Detail: Rice is classified into two major varietal groups: Japonica and Indica, both of which were grown in China some 8,000 years ago and are believed to have originated from there.
Basmati, which is endemic to northern India, Pakistan and Iran, has been falsely assumed to be in the Indica group due to its characteristic long, thin grains and because it is grown in India, where Indica varieties are widespread. Japonica varieties, which include sushi rice, are widely grown in East and Southeast Asia and tend to have shorter, stickier grains.
When the gene, called BADH2, loses its function through the natural process of mutation, rice becomes fragrant. This study (Kovach et al, 2009 PNAS) reports eight novel mutations in BADH2 associated with fragrance and found that a previously discovered mutation, or allele, is shared by the vast majority of fragrant rice varieties today, including the fragrant Japonica varieties known as basmati and the fragrant Indica variety known as Thai jasmine.
"Thai scientists recently patented the use of a genetic engineering strategy to knock out the BADH2 gene while claiming the fragrance trait was part of their national heritage -- through Thai jasmine rice -- and "belonged to the Thai people. They would like to use this approach to impart this characteristic fragrance on other crops like wheat and maize.
Claims of ownership of rice are important for national identity, but people's concepts of national identity are often over-simplified. Humans continuously exchange ideas, technology and everything that is valuable, and in the exchange, they become something new.

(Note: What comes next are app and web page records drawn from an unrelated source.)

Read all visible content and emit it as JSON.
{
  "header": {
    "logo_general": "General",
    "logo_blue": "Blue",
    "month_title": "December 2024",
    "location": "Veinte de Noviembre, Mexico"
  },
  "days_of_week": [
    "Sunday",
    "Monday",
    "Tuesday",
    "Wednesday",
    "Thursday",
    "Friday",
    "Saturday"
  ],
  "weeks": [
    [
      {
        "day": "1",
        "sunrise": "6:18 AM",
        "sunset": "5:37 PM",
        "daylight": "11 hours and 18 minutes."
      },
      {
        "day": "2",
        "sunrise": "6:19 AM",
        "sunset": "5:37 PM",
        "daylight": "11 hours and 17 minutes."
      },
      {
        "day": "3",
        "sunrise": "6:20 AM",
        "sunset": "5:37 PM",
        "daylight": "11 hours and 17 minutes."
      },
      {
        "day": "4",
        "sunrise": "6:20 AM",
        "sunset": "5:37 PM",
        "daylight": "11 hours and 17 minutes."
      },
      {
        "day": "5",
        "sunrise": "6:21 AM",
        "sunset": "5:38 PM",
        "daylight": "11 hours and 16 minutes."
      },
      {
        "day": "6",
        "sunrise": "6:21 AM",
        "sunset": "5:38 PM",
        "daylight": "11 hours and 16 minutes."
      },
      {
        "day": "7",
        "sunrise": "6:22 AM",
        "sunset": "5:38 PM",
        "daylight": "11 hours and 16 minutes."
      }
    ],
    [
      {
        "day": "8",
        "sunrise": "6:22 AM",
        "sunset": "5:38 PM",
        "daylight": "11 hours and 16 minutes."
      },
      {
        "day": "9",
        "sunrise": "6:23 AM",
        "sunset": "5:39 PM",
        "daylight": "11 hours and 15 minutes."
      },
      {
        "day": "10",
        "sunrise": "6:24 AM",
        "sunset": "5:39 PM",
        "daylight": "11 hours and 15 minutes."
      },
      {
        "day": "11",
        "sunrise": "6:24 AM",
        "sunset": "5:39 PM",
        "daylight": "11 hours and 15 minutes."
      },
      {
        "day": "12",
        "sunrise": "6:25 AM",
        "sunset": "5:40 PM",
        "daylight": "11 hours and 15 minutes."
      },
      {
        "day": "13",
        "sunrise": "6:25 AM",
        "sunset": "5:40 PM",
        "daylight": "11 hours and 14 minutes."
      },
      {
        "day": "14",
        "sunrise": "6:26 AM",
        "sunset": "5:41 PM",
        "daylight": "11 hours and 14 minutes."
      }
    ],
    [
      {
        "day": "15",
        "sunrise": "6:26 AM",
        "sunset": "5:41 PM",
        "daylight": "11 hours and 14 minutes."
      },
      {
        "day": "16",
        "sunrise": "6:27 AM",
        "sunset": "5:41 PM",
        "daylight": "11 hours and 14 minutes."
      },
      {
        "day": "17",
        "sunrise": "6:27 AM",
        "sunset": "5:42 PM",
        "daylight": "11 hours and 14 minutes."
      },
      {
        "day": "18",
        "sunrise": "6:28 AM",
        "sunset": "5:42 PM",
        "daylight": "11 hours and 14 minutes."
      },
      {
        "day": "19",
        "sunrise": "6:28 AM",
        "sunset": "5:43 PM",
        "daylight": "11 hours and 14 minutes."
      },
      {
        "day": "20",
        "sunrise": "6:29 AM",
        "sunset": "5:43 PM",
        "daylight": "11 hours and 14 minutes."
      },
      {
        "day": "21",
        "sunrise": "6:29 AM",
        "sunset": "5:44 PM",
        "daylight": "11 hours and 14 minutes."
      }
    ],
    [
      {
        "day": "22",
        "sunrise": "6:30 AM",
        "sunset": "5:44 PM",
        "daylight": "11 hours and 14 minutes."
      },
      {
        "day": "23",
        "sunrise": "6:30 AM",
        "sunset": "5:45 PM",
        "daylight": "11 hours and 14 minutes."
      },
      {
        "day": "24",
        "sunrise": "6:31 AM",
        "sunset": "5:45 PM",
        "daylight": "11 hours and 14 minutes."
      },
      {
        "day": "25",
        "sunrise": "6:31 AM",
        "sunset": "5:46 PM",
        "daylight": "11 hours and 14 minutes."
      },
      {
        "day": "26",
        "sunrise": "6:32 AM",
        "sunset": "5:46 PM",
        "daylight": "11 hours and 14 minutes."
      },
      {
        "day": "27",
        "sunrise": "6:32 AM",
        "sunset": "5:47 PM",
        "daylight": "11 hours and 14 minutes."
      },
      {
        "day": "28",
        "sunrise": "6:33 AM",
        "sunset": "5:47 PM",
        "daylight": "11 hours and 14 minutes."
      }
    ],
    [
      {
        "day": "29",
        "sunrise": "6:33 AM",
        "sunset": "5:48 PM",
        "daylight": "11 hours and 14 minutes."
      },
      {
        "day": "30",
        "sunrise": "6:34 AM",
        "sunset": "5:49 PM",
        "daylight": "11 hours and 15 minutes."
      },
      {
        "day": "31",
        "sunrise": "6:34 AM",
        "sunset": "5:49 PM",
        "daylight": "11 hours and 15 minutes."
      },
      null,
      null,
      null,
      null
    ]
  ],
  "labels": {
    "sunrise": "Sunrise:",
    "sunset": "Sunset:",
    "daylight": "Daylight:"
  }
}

The lesson is that while each culture and each rice variety represents something unique, much of what we value most is shared by all." said McCouch, the corresponding author of this paper.
Extracted from Cornell Chronicle Sept 1, 2009
For the full article : http://www.news.cornell.edu/stories/Sept09/RiceFragrance.html